▸ **What to work on**
Where does the string "subtitle" occur in the records? Copy each line that holds it.

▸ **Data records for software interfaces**
***

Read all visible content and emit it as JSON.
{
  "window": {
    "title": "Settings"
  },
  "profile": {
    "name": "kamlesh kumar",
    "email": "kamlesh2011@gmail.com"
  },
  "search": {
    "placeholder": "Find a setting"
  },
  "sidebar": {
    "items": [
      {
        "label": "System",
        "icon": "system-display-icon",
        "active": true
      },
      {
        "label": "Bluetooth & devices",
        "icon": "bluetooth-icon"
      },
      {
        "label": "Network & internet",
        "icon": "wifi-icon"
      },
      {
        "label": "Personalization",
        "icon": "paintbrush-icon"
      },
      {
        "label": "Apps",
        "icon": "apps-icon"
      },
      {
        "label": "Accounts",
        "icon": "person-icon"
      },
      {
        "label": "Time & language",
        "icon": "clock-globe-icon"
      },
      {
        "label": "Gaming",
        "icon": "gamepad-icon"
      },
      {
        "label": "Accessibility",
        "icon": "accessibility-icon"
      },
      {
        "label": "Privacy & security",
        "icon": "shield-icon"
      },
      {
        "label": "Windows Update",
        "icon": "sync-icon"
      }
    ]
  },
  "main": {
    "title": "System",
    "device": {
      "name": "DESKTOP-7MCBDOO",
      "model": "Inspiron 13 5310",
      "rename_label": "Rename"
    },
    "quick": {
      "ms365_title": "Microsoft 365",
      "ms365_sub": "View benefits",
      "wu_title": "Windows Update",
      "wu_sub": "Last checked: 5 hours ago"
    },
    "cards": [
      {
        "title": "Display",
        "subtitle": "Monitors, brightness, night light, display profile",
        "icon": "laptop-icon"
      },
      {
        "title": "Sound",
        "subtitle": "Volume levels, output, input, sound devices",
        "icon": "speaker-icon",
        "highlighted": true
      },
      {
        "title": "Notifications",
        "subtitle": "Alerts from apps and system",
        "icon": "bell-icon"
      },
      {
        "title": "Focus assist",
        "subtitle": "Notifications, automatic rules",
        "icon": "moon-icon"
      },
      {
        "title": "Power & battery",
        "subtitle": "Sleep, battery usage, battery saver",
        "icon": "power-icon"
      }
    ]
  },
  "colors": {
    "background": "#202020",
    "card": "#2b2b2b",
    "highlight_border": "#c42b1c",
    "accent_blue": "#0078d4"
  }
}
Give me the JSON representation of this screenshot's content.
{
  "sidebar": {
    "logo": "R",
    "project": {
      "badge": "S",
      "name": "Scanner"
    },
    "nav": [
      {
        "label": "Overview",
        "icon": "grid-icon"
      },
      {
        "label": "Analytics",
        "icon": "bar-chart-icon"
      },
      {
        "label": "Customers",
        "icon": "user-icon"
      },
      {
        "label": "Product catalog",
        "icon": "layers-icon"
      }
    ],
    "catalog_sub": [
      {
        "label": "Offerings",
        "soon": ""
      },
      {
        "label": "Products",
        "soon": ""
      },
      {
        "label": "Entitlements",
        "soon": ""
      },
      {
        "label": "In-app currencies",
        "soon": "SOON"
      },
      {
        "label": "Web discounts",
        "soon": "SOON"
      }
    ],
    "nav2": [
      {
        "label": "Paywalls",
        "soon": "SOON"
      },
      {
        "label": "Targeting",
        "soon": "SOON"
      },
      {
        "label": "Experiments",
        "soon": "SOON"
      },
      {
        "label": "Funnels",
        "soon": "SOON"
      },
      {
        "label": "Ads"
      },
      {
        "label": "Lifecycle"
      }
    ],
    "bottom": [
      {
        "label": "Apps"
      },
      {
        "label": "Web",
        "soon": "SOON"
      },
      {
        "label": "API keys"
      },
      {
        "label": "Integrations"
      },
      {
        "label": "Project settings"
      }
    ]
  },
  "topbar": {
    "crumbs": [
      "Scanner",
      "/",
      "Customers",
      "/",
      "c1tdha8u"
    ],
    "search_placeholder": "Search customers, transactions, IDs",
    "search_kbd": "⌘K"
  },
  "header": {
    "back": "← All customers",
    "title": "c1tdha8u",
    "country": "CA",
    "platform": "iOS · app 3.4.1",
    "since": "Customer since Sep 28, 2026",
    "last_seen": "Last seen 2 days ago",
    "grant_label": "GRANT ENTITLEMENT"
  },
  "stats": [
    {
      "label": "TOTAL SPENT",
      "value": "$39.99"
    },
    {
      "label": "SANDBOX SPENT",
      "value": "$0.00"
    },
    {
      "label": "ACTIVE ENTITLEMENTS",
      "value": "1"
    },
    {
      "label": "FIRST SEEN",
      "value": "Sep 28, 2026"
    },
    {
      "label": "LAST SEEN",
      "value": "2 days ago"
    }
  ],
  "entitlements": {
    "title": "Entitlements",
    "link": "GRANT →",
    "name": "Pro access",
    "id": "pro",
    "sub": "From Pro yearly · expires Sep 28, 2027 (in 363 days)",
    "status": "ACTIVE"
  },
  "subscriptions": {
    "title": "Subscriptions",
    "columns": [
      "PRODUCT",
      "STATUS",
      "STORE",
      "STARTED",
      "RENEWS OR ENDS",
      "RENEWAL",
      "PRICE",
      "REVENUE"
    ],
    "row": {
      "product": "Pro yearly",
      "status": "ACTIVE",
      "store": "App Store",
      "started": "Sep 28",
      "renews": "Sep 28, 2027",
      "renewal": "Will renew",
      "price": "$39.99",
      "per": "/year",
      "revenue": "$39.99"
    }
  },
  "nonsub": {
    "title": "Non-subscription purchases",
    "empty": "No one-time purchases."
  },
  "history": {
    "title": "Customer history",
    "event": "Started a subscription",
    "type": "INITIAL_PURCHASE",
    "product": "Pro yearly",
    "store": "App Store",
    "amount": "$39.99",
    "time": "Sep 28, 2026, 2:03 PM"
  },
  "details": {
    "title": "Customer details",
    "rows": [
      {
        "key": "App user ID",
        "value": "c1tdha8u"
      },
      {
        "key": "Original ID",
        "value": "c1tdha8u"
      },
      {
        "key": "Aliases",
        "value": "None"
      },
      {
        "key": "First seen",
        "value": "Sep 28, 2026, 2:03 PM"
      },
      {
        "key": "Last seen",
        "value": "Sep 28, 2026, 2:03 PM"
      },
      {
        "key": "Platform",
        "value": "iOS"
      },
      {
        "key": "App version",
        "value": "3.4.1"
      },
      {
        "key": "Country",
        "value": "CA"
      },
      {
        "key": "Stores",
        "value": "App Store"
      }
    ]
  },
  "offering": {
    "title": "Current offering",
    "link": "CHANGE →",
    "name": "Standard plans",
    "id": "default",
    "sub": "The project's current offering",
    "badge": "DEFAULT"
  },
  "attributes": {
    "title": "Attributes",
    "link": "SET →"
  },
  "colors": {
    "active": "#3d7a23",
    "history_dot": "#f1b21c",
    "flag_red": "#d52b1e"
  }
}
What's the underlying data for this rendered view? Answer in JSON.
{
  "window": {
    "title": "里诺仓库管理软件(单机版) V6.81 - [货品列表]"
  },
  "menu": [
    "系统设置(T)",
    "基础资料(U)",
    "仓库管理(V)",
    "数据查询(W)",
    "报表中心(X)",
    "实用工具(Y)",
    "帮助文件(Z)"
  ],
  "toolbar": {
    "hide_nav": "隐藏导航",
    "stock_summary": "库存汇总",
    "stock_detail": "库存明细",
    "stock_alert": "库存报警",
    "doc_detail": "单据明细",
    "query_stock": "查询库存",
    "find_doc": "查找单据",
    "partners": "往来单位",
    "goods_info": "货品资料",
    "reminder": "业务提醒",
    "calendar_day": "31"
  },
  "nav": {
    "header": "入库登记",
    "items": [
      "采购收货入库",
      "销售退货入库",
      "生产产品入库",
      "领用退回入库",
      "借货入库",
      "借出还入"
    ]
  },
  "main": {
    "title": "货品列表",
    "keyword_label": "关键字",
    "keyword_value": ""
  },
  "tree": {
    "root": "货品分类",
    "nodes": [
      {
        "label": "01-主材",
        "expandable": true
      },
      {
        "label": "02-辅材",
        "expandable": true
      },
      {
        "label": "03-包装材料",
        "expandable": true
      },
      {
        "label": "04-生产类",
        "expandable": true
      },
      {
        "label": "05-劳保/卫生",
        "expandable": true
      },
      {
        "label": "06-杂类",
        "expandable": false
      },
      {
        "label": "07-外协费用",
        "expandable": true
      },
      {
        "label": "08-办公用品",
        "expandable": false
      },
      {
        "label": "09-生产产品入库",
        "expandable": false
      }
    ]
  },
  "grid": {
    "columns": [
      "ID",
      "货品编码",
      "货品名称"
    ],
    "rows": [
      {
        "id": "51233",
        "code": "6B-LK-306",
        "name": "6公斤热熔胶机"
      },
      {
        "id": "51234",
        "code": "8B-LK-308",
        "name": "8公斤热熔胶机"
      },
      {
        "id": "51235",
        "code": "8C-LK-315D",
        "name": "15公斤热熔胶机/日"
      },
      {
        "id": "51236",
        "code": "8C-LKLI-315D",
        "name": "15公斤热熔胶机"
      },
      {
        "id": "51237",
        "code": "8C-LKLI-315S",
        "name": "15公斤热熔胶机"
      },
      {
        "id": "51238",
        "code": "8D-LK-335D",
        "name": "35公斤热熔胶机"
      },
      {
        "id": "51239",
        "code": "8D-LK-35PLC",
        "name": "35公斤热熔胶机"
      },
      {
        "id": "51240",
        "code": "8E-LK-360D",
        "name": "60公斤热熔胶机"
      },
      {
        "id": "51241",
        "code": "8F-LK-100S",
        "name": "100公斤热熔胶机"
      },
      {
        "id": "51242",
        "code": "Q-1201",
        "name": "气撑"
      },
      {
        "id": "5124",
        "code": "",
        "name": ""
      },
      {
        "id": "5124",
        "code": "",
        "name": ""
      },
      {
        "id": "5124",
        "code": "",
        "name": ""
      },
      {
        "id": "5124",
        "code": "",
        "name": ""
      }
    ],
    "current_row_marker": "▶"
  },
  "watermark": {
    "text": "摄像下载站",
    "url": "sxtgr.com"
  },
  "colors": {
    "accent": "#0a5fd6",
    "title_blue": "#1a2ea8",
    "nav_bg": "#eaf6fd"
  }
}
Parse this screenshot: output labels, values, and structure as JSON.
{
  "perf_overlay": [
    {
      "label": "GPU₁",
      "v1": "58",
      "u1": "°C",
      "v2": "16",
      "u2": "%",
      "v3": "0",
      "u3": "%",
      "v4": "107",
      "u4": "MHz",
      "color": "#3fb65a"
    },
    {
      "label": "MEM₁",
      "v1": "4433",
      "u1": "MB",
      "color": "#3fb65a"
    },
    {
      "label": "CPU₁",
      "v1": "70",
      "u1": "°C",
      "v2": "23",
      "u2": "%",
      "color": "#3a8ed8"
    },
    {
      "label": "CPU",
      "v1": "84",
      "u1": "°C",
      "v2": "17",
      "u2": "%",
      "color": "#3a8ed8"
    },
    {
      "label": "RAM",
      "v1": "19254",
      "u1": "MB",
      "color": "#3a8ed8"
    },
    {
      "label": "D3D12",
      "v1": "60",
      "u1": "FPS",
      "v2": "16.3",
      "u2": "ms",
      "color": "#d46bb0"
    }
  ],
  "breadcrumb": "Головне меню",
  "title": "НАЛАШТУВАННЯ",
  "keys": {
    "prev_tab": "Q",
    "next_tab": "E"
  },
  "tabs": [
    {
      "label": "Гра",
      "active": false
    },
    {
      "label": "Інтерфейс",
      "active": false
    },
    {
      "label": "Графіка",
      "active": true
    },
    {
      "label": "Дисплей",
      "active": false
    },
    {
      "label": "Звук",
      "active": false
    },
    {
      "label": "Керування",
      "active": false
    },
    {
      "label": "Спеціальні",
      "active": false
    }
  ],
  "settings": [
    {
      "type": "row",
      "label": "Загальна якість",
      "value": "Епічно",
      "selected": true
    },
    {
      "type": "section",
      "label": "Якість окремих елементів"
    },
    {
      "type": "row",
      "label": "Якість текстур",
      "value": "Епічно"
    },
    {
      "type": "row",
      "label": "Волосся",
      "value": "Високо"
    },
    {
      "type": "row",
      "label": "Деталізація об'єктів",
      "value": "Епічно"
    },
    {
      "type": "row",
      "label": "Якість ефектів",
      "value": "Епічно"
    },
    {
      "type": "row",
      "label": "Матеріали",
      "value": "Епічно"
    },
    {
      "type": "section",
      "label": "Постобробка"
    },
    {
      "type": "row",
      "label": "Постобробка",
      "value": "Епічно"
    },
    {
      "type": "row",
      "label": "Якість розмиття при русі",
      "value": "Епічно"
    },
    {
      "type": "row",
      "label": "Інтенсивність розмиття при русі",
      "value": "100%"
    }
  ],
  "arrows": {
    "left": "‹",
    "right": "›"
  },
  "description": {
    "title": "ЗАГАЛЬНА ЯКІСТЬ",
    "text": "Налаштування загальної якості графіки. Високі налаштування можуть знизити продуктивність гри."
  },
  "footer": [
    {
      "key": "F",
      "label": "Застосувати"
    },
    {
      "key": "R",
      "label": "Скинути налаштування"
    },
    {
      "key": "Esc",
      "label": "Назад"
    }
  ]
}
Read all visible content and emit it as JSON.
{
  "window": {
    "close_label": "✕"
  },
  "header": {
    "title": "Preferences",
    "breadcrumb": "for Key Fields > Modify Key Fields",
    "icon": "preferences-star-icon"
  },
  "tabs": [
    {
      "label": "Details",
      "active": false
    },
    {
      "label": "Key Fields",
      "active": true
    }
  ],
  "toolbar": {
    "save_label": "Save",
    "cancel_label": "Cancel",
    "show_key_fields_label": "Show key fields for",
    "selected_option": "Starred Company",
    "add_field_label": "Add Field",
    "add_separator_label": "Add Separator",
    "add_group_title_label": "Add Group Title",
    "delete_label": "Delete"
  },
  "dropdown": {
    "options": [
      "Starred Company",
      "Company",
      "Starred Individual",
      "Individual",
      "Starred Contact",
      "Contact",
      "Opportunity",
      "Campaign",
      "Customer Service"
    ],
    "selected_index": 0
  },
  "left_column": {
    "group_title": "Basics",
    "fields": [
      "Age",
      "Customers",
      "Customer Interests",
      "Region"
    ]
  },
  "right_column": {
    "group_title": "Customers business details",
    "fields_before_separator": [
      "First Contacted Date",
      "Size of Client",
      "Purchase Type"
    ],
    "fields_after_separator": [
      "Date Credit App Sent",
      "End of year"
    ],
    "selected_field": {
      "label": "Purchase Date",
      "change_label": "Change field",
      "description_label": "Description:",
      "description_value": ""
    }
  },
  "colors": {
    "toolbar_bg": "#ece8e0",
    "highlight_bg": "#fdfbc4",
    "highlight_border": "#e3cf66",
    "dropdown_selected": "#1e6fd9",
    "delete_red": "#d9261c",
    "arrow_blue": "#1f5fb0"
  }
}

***

▸ **Written response**
        "subtitle": "Monitors, brightness, night light, display profile",
        "subtitle": "Volume levels, output, input, sound devices",
        "subtitle": "Alerts from apps and system",
        "subtitle": "Notifications, automatic rules",
        "subtitle": "Sleep, battery usage, battery saver",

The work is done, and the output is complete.